Component data from apps and pages
------------

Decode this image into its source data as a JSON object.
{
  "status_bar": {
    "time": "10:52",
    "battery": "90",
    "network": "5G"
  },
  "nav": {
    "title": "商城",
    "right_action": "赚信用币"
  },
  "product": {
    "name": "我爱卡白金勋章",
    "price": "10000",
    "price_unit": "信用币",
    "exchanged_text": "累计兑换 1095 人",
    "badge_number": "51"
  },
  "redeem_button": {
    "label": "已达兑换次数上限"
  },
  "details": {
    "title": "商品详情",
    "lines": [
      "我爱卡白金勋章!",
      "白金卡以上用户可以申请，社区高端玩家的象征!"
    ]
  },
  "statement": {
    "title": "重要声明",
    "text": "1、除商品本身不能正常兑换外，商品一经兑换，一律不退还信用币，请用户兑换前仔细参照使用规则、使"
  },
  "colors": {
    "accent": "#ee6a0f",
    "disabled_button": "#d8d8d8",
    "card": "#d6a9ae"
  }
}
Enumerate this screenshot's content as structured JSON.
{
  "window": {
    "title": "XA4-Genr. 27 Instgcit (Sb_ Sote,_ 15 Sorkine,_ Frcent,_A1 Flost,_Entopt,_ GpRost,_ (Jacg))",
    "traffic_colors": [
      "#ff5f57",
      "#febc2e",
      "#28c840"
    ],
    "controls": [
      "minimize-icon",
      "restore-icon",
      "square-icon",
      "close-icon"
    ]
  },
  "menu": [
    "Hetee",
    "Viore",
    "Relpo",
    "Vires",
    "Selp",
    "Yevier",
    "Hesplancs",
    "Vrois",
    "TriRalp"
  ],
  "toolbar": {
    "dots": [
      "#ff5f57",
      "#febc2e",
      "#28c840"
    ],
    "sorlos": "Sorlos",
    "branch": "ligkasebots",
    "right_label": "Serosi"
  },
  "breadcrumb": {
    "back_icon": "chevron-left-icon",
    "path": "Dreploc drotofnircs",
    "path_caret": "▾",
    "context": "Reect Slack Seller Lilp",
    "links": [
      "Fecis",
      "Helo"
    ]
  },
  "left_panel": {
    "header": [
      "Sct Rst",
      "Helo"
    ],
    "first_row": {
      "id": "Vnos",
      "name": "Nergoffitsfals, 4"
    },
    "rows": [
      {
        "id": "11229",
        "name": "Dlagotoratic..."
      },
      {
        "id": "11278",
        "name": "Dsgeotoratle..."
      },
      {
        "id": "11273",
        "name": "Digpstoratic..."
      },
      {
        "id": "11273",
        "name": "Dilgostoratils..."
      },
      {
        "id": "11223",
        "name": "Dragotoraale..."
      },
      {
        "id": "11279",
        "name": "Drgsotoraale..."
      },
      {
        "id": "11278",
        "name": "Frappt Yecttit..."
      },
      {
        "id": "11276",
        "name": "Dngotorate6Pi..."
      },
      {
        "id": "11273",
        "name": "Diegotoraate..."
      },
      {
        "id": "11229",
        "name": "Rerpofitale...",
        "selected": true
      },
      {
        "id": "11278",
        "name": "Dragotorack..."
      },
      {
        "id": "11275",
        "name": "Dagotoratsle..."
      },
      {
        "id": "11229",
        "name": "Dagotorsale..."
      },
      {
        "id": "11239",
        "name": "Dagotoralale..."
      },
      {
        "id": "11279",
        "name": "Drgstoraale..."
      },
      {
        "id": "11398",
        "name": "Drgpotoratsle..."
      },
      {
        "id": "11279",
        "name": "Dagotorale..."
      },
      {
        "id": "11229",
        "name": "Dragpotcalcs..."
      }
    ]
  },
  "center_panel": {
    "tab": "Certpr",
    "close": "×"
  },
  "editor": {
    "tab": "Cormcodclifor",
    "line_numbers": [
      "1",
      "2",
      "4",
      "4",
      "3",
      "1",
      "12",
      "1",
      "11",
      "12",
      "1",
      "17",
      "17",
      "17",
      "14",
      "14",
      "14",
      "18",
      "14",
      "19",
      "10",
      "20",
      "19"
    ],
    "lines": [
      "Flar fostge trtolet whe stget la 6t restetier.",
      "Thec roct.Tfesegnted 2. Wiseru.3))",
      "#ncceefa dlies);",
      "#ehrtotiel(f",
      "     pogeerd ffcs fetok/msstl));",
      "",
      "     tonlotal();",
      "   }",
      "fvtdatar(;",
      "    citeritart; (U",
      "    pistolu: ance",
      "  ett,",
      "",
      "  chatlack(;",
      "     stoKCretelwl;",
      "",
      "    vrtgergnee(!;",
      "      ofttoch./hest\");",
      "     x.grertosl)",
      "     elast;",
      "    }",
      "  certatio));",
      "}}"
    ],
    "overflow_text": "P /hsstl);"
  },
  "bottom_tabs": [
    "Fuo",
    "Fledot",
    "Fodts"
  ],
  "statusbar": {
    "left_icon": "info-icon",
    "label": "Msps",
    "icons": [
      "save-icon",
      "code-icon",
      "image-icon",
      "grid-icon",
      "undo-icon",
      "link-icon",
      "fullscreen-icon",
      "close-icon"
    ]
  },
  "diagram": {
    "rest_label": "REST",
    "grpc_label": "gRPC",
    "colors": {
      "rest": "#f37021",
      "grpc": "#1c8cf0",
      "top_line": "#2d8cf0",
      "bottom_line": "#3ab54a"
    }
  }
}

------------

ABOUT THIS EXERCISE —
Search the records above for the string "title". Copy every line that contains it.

EXERCISE OUTPUT —
    "title": "商城",
    "title": "商品详情",
    "title": "重要声明",
    "title": "XA4-Genr. 27 Instgcit (Sb_ Sote,_ 15 Sorkine,_ Frcent,_A1 Flost,_Entopt,_ GpRost,_ (Jacg))",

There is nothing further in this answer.